TASK OBJECTIVE — Count every line in the following entries where the word "状态良好" appears. Give the count alone.

RECORD EXCERPTS Block Start

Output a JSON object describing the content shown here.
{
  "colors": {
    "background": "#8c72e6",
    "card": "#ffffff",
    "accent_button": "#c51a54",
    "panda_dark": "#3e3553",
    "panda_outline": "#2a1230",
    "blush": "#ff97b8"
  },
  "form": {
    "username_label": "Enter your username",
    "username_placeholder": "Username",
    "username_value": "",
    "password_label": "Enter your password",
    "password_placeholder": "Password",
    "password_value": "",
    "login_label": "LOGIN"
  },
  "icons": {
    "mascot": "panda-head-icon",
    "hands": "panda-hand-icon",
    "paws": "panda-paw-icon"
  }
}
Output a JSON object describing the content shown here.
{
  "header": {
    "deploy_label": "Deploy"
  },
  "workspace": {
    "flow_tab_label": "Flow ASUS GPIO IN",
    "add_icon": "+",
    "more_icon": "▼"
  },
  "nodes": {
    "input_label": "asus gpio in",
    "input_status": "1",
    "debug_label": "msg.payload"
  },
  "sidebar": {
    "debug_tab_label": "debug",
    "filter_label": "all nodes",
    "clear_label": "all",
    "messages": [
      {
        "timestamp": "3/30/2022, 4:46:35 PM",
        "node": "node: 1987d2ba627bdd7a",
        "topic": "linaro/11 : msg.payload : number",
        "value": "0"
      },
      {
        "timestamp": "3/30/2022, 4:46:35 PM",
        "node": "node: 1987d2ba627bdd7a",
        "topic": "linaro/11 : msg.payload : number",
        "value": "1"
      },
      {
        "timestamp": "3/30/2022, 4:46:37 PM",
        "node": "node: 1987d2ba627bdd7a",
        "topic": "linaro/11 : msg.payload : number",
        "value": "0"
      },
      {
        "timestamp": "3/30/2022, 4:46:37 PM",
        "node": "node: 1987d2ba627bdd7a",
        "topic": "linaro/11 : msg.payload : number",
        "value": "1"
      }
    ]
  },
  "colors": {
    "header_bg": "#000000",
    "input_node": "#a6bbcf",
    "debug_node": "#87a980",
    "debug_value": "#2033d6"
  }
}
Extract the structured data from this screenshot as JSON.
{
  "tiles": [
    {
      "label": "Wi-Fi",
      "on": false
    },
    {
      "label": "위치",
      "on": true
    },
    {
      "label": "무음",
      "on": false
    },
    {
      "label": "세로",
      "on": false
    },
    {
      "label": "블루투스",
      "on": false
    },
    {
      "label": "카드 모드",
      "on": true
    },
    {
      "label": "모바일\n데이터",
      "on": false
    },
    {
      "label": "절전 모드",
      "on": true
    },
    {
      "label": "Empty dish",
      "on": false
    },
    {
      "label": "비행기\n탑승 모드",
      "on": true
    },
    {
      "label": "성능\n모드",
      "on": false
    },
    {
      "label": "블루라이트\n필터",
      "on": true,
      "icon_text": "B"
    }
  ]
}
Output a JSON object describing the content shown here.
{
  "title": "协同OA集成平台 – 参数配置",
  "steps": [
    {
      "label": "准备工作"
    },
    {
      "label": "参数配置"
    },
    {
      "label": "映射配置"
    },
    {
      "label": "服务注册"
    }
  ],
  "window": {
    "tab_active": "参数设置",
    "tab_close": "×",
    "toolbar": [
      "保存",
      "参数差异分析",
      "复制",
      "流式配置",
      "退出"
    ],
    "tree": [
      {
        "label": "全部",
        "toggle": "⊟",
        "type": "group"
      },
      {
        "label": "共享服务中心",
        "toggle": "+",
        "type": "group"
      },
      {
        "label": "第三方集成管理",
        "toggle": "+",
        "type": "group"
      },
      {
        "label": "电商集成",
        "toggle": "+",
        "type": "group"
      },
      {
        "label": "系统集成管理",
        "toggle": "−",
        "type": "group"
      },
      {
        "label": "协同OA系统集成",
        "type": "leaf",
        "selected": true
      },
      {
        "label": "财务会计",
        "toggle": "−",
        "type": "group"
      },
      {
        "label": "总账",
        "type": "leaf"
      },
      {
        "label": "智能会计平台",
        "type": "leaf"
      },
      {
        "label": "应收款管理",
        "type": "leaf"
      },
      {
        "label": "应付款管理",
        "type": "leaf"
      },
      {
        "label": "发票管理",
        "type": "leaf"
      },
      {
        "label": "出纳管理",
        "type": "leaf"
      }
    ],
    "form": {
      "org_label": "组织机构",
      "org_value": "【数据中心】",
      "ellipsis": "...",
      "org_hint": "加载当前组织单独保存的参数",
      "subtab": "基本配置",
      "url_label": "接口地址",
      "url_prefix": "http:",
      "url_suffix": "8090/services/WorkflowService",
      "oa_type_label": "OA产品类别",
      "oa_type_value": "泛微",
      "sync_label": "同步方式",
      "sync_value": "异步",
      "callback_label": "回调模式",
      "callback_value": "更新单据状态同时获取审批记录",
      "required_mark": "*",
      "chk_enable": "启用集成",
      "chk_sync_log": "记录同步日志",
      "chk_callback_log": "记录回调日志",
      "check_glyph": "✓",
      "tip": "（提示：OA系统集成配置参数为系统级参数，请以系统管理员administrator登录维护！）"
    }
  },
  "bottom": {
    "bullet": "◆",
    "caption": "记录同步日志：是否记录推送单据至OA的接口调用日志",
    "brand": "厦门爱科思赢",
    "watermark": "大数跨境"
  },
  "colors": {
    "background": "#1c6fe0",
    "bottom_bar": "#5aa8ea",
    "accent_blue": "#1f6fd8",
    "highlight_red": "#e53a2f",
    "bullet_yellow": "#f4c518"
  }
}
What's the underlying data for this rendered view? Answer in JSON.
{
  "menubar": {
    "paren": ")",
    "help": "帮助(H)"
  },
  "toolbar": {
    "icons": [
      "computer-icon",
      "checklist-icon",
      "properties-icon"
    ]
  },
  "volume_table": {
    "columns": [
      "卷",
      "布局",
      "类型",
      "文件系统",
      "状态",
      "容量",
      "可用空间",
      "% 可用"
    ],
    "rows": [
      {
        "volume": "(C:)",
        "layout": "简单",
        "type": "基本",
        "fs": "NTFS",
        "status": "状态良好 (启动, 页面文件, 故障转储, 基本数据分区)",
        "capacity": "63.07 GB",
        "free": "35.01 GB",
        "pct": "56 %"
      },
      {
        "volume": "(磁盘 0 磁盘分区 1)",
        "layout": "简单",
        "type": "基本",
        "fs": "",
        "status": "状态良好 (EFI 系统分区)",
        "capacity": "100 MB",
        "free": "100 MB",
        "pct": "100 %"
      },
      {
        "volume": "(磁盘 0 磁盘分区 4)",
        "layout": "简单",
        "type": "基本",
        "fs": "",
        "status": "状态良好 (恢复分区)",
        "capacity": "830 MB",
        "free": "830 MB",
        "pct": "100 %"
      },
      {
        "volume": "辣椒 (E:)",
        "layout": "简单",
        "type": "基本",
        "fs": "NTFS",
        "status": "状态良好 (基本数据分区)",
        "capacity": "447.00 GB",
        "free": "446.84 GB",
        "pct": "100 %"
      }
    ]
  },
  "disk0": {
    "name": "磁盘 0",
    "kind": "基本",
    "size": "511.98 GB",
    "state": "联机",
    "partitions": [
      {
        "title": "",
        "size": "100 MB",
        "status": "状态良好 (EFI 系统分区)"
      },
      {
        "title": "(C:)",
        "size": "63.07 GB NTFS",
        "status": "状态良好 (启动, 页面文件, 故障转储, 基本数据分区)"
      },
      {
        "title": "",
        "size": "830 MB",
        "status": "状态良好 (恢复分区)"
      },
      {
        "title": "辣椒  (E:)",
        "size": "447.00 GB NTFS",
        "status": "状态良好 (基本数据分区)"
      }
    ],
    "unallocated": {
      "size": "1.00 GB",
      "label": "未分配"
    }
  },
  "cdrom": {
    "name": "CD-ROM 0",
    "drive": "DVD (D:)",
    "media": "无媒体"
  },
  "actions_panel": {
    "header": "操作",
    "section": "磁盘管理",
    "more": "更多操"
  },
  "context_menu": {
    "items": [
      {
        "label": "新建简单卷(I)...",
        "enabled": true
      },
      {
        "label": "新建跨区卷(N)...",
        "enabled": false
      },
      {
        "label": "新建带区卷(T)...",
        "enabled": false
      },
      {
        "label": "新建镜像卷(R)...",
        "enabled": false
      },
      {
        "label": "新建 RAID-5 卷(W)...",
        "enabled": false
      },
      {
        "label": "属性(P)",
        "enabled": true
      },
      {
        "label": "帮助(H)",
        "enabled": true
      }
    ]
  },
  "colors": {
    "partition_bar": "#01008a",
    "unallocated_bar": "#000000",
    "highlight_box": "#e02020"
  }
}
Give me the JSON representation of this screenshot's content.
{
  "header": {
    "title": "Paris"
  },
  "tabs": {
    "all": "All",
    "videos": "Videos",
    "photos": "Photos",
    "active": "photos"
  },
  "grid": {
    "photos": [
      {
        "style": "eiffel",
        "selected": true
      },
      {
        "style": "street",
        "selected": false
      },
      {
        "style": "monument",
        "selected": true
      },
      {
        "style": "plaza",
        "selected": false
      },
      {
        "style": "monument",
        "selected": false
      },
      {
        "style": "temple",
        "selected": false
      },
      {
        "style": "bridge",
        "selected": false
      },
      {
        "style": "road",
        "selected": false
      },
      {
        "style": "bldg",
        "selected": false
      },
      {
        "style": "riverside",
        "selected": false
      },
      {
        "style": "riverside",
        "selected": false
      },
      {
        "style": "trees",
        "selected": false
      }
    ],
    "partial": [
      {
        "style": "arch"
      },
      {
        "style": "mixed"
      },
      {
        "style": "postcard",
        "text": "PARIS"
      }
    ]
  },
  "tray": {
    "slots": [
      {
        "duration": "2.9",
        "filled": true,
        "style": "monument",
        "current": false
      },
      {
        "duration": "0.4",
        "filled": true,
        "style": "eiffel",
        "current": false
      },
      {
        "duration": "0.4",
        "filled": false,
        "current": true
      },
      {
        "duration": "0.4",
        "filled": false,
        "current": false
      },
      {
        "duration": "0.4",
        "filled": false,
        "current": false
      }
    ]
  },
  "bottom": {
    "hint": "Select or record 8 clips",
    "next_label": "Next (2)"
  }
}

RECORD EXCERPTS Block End

RESPONSE — 8